WORK TASK: When a line in the entries contains the word "icon", copy that line in full.

Element data from apps and pages

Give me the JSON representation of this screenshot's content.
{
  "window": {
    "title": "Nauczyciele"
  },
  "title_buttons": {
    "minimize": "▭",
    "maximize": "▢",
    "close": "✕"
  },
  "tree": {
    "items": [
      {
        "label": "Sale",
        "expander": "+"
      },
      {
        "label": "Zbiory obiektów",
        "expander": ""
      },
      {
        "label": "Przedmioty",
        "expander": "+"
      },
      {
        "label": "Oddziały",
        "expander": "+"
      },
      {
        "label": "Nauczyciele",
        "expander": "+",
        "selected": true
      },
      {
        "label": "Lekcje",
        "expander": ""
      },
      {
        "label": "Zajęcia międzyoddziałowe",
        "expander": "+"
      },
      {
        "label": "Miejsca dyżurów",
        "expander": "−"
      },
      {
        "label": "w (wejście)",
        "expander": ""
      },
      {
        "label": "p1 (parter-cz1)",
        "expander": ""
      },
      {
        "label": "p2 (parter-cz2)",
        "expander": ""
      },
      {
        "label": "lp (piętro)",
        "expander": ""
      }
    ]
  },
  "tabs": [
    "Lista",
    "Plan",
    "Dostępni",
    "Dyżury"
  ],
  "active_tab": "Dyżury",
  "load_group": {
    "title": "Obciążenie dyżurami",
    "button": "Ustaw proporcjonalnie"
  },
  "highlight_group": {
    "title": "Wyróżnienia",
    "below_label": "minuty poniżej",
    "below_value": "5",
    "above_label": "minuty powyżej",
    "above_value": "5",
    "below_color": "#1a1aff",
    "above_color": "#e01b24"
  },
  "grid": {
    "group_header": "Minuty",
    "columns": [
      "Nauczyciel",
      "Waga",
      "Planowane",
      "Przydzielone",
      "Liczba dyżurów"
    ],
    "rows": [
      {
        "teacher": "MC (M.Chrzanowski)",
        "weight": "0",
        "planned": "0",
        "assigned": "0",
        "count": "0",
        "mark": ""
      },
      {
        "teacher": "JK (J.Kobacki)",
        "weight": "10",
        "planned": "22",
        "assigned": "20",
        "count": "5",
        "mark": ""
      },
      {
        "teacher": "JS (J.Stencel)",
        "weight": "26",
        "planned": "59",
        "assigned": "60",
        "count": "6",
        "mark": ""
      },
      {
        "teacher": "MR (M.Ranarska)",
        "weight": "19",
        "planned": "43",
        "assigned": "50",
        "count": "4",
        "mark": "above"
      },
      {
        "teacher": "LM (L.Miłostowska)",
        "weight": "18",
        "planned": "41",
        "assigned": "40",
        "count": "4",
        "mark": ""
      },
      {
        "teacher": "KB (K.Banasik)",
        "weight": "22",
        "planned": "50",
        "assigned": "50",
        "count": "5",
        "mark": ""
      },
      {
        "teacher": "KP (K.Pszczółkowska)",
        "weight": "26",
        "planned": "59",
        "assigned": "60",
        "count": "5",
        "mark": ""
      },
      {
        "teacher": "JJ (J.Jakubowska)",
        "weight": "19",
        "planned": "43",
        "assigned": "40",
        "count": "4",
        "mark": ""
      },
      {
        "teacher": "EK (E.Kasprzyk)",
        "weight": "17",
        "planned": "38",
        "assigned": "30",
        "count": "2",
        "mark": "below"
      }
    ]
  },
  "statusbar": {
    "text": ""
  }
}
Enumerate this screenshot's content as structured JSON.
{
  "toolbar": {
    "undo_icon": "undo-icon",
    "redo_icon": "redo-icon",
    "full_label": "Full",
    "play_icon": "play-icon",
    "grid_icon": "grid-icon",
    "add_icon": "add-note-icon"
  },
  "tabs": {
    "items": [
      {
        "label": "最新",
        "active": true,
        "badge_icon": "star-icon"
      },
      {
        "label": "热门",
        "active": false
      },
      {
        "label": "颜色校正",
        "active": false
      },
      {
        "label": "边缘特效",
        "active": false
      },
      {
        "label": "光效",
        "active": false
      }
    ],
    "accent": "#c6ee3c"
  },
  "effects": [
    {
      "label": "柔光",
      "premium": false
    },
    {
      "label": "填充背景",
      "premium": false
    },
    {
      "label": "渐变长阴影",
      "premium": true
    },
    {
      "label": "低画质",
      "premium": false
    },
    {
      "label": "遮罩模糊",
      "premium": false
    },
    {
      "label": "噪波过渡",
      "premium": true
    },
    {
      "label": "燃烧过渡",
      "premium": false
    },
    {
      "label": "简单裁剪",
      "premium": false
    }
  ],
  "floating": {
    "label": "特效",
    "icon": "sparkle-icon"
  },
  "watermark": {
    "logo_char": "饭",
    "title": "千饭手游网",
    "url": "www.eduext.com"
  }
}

TASK ANSWER:
    "undo_icon": "undo-icon",
    "redo_icon": "redo-icon",
    "play_icon": "play-icon",
    "grid_icon": "grid-icon",
    "add_icon": "add-note-icon"
        "badge_icon": "star-icon"
    "icon": "sparkle-icon"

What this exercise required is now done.